Concept

Absolute Value Equation

An absolute value equation is an equation that contains the absolute value of a variable expression. 2x8=5 \left| 2x-8 \right|=5 Equations of the type x=a,|x|=a, where a0,a\geq0, can be solved by thinking of the absolute value of a number aa as the distance between aa and 00 on the number line. For example, x=4|x|=4 are all values of xx which are 44 units away from 0.0.

As there are two points on the number line that fulfill this requirement, there are two solutions to the equation x=4,|x|=4, namely x=4x=4 and x=-4.x=\text{-} 4.

Concept

Number of Solutions

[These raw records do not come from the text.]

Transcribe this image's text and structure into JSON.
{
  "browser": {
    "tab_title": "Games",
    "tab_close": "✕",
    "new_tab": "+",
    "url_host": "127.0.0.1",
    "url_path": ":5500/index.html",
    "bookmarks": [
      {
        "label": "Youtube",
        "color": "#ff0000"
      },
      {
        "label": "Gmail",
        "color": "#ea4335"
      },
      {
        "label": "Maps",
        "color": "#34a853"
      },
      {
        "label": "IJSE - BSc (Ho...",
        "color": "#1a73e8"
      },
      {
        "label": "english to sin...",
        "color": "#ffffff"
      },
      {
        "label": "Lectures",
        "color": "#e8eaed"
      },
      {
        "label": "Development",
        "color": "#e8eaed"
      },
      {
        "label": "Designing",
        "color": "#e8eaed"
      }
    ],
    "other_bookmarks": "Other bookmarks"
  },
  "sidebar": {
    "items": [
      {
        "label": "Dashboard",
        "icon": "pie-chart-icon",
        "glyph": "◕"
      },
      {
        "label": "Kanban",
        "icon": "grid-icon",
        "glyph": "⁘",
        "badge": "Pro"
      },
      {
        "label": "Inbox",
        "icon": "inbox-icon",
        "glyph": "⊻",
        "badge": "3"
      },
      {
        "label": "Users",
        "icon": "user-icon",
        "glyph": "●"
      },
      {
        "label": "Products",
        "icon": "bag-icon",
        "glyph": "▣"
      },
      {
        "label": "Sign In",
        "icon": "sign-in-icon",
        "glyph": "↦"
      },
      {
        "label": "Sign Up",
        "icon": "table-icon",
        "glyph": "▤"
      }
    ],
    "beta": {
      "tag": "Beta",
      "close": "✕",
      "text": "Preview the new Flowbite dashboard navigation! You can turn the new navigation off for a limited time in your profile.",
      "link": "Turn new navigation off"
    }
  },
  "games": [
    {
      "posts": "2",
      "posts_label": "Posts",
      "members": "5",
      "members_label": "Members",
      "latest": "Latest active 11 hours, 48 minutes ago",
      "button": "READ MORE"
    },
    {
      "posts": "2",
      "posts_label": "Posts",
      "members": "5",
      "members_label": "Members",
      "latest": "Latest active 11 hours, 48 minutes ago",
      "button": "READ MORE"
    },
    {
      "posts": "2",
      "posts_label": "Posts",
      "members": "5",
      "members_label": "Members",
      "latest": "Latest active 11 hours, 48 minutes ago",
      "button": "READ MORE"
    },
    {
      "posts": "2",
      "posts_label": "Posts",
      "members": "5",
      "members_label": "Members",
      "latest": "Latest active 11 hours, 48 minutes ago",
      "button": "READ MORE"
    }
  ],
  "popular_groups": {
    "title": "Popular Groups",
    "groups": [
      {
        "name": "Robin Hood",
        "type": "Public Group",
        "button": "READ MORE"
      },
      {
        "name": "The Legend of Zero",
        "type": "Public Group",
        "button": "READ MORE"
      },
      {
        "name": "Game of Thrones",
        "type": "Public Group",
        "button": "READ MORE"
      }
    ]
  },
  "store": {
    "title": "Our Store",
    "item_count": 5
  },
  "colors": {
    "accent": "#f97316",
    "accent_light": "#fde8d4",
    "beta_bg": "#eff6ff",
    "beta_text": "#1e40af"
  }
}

The absolute value equation x=4|x|=4 has two solutions. Equations of the same type, x=a,|x|=a, will have 0,0, 1,1, or 22 solutions, depending on a.a. More complex absolute value equations may have more than 22 solutions.

Equation Number of solutions
x=-4|x|=\text{-} 4 00
x=0|x|=0 11
x=4|x|=4 22
x24=2\left|x^2-4 \right|=2 44
Concept

Solving Absolute Value Equations

When solving absolute value equations algebraically, it is necessary to take into consideration that the absolute value of both a negative number and a positive yields a positive. One possible strategy is to, when removing the absolute value, split the equation into two cases: one case where the expression inside the absolute value is negative and one where it is positive.

Absolute value equations can also be solved graphically or numerically.